A federal judge told Shawn Brooks at his sentencing Friday he was lucky no one was killed in the violent, 2016 robbery spree that ended with a plan to "pop" a gas station clerk if he didn't immediately hand over money.
Nathan Ehrenberg had been counting cigarettes at Roc's Stop and Shop when he turned around and heard gunshots.
It wasn't until Brooks and Marcus Remus ran out without any money that he even realized he'd been hit by a gunshot, he told the jury at Brooks' trial in January.
"Fortunately, Remus was a scared, out-of-his league, poor shooter or you would have been facing a murder charge along with him," Chief U.S. District Judge John Gerrard told Brooks.
A fingerprint left behind on a plastic bag and DNA on the gun that an expert connected to three of the robberies through shell casings and bullets left at the scenes all tied to Remus, who testified against Brooks.
Brooks denied he had anything to do with it. But the jury found him guilty of 13 charges: six robbery counts, six gun counts and a single conspiracy charge.

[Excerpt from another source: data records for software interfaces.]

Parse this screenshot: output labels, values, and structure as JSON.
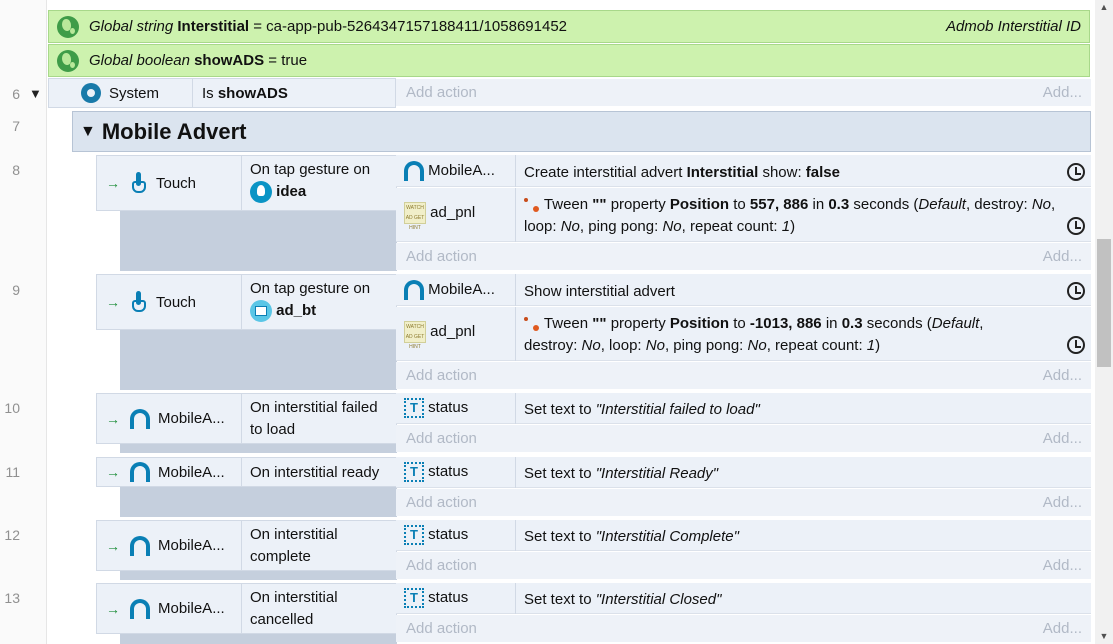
{
  "globals": [
    {
      "type": "Global string",
      "name": "Interstitial",
      "value": "= ca-app-pub-5264347157188411/1058691452",
      "comment": "Admob Interstitial ID"
    },
    {
      "type": "Global boolean",
      "name": "showADS",
      "value": "= true",
      "comment": ""
    }
  ],
  "add_action": "Add action",
  "add_more": "Add...",
  "row6": {
    "num": "6",
    "object": "System",
    "cond_prefix": "Is",
    "cond_bold": "showADS"
  },
  "row7": {
    "num": "7",
    "group": "Mobile Advert"
  },
  "row8": {
    "num": "8",
    "object": "Touch",
    "cond_line1": "On tap gesture on",
    "cond_obj": "idea",
    "a1_obj": "MobileA...",
    "a1_pre": "Create interstitial advert",
    "a1_bold": "Interstitial",
    "a1_mid": "show:",
    "a1_bold2": "false",
    "a2_obj": "ad_pnl",
    "a2_tween": "Tween",
    "a2_q": "\"\"",
    "a2_prop": "property",
    "a2_bold": "Position",
    "a2_to": "to",
    "a2_val": "557, 886",
    "a2_in": "in",
    "a2_sec": "0.3",
    "a2_seconds": "seconds (",
    "a2_default": "Default",
    "a2_destroy": ", destroy:",
    "a2_no": "No",
    "a2_loop": ", loop:",
    "a2_ping": ", ping pong:",
    "a2_rep": ", repeat count:",
    "a2_one": "1",
    "a2_close": ")"
  },
  "row9": {
    "num": "9",
    "object": "Touch",
    "cond_line1": "On tap gesture on",
    "cond_obj": "ad_bt",
    "a1_obj": "MobileA...",
    "a1_text": "Show interstitial advert",
    "a2_obj": "ad_pnl",
    "a2_val": "-1013, 886"
  },
  "row10": {
    "num": "10",
    "object": "MobileA...",
    "cond1": "On interstitial failed",
    "cond2": "to load",
    "a_obj": "status",
    "a_pre": "Set text to",
    "a_val": "\"Interstitial failed to load\""
  },
  "row11": {
    "num": "11",
    "object": "MobileA...",
    "cond1": "On interstitial ready",
    "a_obj": "status",
    "a_pre": "Set text to",
    "a_val": "\"Interstitial Ready\""
  },
  "row12": {
    "num": "12",
    "object": "MobileA...",
    "cond1": "On interstitial",
    "cond2": "complete",
    "a_obj": "status",
    "a_pre": "Set text to",
    "a_val": "\"Interstitial Complete\""
  },
  "row13": {
    "num": "13",
    "object": "MobileA...",
    "cond1": "On interstitial",
    "cond2": "cancelled",
    "a_obj": "status",
    "a_pre": "Set text to",
    "a_val": "\"Interstitial Closed\""
  },
  "sprite_label": "WATCH AD GET HINT"
}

"Unfortunately, this was one of the most violent crime sprees that the city of Lincoln has seen in the last few years," Assistant U.S. Attorney Lesley Woods said Friday.
It all seemed unnecessary, she said.
Ehrenberg had been shot, and the suspects got away with nothing. Others were shot at for "$100 give or take," Woods said.
She said violence increased though the robberies themselves weren't more successful.
In the first robbery, at A's Stop and Shop on Nov. 29, 2016, Brooks pointed Remus' rifle at the clerk, Remus told the jury. The two traded it for a .25-caliber Bryco handgun before the next robberies, Dec. 15 at the Super C and Dec. 23 at the Git 'N Split.
In the last three, Dec. 26 at a U-Stop, Dec. 28 at Union Bank and Trust at 68th and O streets and Dec. 30 at Roc's Stop and Shop, they fired shots when clerks and tellers didn't move fast enough, Remus said.
Jurors watched videos of each, the robbers in and out in less than 30 seconds.
"The truth of the matter is, we are confident at this point that when Mr. Brooks is in prison our city is a safer place to live, to go get gas, to make a bank deposit," Woods said.
Brooks' attorney, Nancy Peterson, said there is a tremendous amount of tragedy on both sides and it's unfortunate the potential that has been wasted in this case.
"If there was room for leniency we would beg for leniency," she said.
At the hearing, Brooks, 28, said simply "no" when asked if he wanted to say anything.
He made it clear he intends to appeal.
Gerrard said this wasn't Brooks' first rodeo, calling his record "atrocious." It includes assaults, theft, burglaries, possession of controlled substances, assaults on corrections officers, and now multiple armed robberies, he said.
Victims at each were scared to death, Gerrard said.
"Other than actually committing murder, this is the top of the chain of violence and the public needs protection from you, and they will get it," the judge said.
And he sentenced Brooks to 40 years and ordered him to pay $2,271 in restitution.
In federal prison, inmates only can get up to 56 days of good time a year, if they earn it.